Maas, Stephen. Nonlinear Microwave Circuits. Wiley-IEEE Press. 1996.
Course Learning Outcomes:
By the end of this course the student will be able to:
- Understand various modulation schemes; the basics of wireless transmitters and receivers; and the basics of antennas and the wireless link.
- Understand fundamentals of RF systems.
- Design lumped element matching networks.
- Design single- and double-stub matching networks for various loads.
- Apply single- or double-stub matching network designs for circuits in microstrip form.
- Create all active circuit designs in microstrip form.
- Identify the diode equation, the small signal model and equivalent circuit.
- Explain the role and operation of the depletion and diffusion capacitance.
- Describe the operation of a Schottky barrier diode.
- Explain how diodes can be used for RF/microwave signal detection and mixing.
- Identify and design various types of microwave mixers, as weel as parameters used for evaluating their performance.
- Describe the characteristics of bipolar and FET microwave transistors.
- Identify the small-signal electric models of microwave transistors.
- Explain how to measure a transistor's S-parameters.
- Apply signal flow graphs to evaluate scattering and other parameters of microwave circuits.
- Identify the different power gain expressions of microwave amplifier circuits, and calculate from s-parameters.
- Calculate the input and output VSWR of a microwave amplifier.
- Determine the stability of an amplifier from the transistor, matching networks and terminations.
- Explain when a two-port network is unilateral.
- Outline the procedure for drawing the constant G-circles for unconditionally stable and potentially unstable cases.
- Identify and evaluate the unilateral figure of merit.
- Design a microwave amplifier for a specific operating power gain and stability.
- Plot power gain circles for a two-port network.
- Design a microwave amplifier for a specific power gain, input/output VSWR, and with good ac performance.
- Design a DC bias network for a microwave amplifier.
- Design various types of microwave amplifiers: low-noise, broadband, feedback and two-stage.
- Distinguish between class A, B and C microwave amplifiers.
- Evaluate the dynamic range of a microwave amplifier.
- Describe the operation of one-port negative resistance oscillators.
- Apply the Nyquist test to determine conditions of unstable operations of a given circuit.
- Design a two-port negative resistor microwave oscillator.
- Explain the operation of varactor frequency multiplier.
- Determine which active microwave circuit to use depending on the application.

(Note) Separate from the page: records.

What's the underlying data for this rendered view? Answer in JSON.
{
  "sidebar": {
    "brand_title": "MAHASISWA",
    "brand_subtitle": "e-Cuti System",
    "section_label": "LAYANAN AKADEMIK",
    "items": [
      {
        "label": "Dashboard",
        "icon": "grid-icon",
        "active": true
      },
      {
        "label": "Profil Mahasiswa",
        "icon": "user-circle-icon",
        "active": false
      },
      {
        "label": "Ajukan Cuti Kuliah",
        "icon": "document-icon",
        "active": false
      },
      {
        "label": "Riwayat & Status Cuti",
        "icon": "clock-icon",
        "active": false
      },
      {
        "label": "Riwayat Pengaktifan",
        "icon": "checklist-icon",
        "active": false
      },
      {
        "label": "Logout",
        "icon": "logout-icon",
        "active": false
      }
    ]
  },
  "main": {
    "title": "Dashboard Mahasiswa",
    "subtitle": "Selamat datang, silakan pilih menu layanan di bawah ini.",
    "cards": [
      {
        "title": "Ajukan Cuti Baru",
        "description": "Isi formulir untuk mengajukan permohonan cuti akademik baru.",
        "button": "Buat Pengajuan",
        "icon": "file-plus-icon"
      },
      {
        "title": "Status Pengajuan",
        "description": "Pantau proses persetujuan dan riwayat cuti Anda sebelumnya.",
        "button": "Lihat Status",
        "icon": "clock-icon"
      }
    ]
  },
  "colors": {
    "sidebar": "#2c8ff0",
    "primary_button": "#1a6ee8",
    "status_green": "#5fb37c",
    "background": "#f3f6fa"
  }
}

- Identify potential limitations in the circuit fabrication process.
- Explain how different fabrication steps can affect active circuit performance, and explain how each affects it.
- Perform microwave measurements for the active circuit of the design.
- Explain differences between simulated and measured data of active microwave.
to modulation techniques
modulators and demodulators
radio: 1G – 3G
3G and radar
parameters and signal flow graphs
gain expressions and VSWR calculations
- Operating and available power gain circles
circles and DC bias networks
in microwave systems
noise figure circles
of low-noise amplifier
- Amplifier designs: broad-band, high-power and two-stage
- Oscillation conditions
Two, 75-minute lectures per week
Relationship to Student Outcomes:
ECE 488 contributes directly to the following specific Electrical and Computer Engineering Student Outcomes of the ECE department:
- an ability to apply knowledge of mathematics, science and engineering (High)
- an ability to design and conduct experiments, as well as to analyze and interpret data (Medium)
- an ability to design a system, component or process to meet desired needs within realistic constraints such as economic, environmental, social, political, ethical, health and safety, manufacturability and sustainability (Low)
- an ability to function on multi-disciplinary teams (Low)
- an ability to identify, formulate and solve engineering problems (Medium)
- an ability to communicate effectively (Medium)
- an ability to use the techniques, skills and modern engineering tools necessary for engineering practice (High)